§ **What needs to be done**: Go over the data below line by line, and state how many lines contain the string "image". Give the number only.

Collected data entries:
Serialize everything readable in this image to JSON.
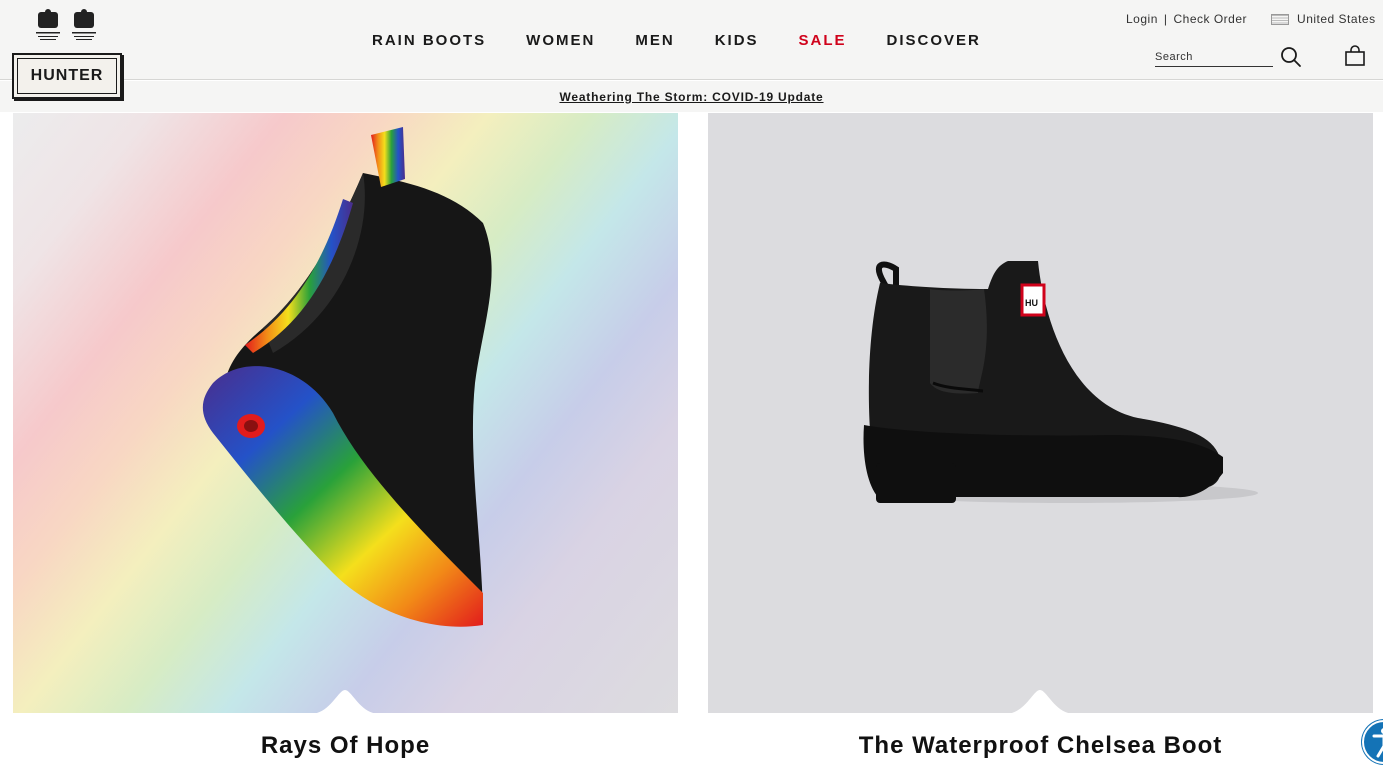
{
  "brand": {
    "logo_text": "HUNTER",
    "crests_icon": "royal-warrant-crests"
  },
  "nav": {
    "items": [
      {
        "label": "RAIN BOOTS"
      },
      {
        "label": "WOMEN"
      },
      {
        "label": "MEN"
      },
      {
        "label": "KIDS"
      },
      {
        "label": "SALE"
      },
      {
        "label": "DISCOVER"
      }
    ],
    "sale_color": "#d0021b"
  },
  "utility": {
    "login": "Login",
    "separator": "|",
    "check_order": "Check Order",
    "country": "United States",
    "flag_icon": "us-flag-icon"
  },
  "search": {
    "placeholder": "Search",
    "icon": "search-icon"
  },
  "cart": {
    "icon": "shopping-bag-icon"
  },
  "notice": {
    "text": "Weathering The Storm: COVID-19 Update"
  },
  "products": [
    {
      "title": "Rays Of Hope",
      "image": "rainbow-chelsea-boot"
    },
    {
      "title": "The Waterproof Chelsea Boot",
      "image": "black-chelsea-boot"
    }
  ],
  "accessibility": {
    "icon": "accessibility-icon",
    "color": "#1473b6"
  }
}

§ **Task output**: 3